§ **WHAT TO PRODUCE**: Output the material exactly, with every line intact.

§ **RECORDS PROVIDED**:

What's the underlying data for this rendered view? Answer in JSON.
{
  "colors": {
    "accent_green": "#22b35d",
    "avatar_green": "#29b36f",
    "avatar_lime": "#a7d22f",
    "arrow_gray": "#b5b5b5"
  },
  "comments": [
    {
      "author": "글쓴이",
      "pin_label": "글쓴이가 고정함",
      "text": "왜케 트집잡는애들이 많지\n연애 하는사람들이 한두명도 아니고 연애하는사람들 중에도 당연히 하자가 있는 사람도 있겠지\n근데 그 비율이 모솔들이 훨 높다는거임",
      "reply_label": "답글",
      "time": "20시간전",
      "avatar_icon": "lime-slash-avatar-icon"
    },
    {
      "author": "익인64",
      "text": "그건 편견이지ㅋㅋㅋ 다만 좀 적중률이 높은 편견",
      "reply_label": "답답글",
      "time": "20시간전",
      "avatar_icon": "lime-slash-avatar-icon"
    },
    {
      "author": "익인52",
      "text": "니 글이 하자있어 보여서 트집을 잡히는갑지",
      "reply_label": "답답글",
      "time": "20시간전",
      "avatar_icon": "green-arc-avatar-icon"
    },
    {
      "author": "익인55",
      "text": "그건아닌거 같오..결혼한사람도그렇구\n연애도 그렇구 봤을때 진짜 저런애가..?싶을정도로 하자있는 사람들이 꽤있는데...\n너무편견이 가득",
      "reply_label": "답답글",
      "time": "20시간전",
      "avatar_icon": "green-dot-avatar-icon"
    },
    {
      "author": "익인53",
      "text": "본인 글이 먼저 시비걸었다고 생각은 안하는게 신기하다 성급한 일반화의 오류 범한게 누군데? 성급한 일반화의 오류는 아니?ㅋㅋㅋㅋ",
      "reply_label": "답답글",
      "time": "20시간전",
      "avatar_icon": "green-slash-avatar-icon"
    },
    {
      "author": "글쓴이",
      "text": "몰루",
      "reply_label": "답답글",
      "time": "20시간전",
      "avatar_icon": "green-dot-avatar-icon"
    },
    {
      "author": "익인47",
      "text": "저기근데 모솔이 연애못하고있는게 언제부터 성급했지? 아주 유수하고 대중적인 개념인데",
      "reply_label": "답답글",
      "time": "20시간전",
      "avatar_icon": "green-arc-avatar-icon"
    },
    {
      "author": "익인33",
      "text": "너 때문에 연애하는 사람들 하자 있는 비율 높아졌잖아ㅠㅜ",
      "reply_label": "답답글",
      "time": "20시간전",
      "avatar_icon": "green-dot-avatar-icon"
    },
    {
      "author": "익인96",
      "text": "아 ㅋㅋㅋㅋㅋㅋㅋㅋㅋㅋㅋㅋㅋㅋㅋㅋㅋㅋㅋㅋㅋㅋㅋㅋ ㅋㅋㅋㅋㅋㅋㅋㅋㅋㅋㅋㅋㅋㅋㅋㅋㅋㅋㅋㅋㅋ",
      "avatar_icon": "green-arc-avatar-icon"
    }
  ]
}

§ **COMPLETED EXERCISE**:
What's the underlying data for this rendered view? Answer in JSON.
{
  "colors": {
    "accent_green": "#22b35d",
    "avatar_green": "#29b36f",
    "avatar_lime": "#a7d22f",
    "arrow_gray": "#b5b5b5"
  },
  "comments": [
    {
      "author": "글쓴이",
      "pin_label": "글쓴이가 고정함",
      "text": "왜케 트집잡는애들이 많지\n연애 하는사람들이 한두명도 아니고 연애하는사람들 중에도 당연히 하자가 있는 사람도 있겠지\n근데 그 비율이 모솔들이 훨 높다는거임",
      "reply_label": "답글",
      "time": "20시간전",
      "avatar_icon": "lime-slash-avatar-icon"
    },
    {
      "author": "익인64",
      "text": "그건 편견이지ㅋㅋㅋ 다만 좀 적중률이 높은 편견",
      "reply_label": "답답글",
      "time": "20시간전",
      "avatar_icon": "lime-slash-avatar-icon"
    },
    {
      "author": "익인52",
      "text": "니 글이 하자있어 보여서 트집을 잡히는갑지",
      "reply_label": "답답글",
      "time": "20시간전",
      "avatar_icon": "green-arc-avatar-icon"
    },
    {
      "author": "익인55",
      "text": "그건아닌거 같오..결혼한사람도그렇구\n연애도 그렇구 봤을때 진짜 저런애가..?싶을정도로 하자있는 사람들이 꽤있는데...\n너무편견이 가득",
      "reply_label": "답답글",
      "time": "20시간전",
      "avatar_icon": "green-dot-avatar-icon"
    },
    {
      "author": "익인53",
      "text": "본인 글이 먼저 시비걸었다고 생각은 안하는게 신기하다 성급한 일반화의 오류 범한게 누군데? 성급한 일반화의 오류는 아니?ㅋㅋㅋㅋ",
      "reply_label": "답답글",
      "time": "20시간전",
      "avatar_icon": "green-slash-avatar-icon"
    },
    {
      "author": "글쓴이",
      "text": "몰루",
      "reply_label": "답답글",
      "time": "20시간전",
      "avatar_icon": "green-dot-avatar-icon"
    },
    {
      "author": "익인47",
      "text": "저기근데 모솔이 연애못하고있는게 언제부터 성급했지? 아주 유수하고 대중적인 개념인데",
      "reply_label": "답답글",
      "time": "20시간전",
      "avatar_icon": "green-arc-avatar-icon"
    },
    {
      "author": "익인33",
      "text": "너 때문에 연애하는 사람들 하자 있는 비율 높아졌잖아ㅠㅜ",
      "reply_label": "답답글",
      "time": "20시간전",
      "avatar_icon": "green-dot-avatar-icon"
    },
    {
      "author": "익인96",
      "text": "아 ㅋㅋㅋㅋㅋㅋㅋㅋㅋㅋㅋㅋㅋㅋㅋㅋㅋㅋㅋㅋㅋㅋㅋㅋ ㅋㅋㅋㅋㅋㅋㅋㅋㅋㅋㅋㅋㅋㅋㅋㅋㅋㅋㅋㅋㅋ",
      "avatar_icon": "green-arc-avatar-icon"
    }
  ]
}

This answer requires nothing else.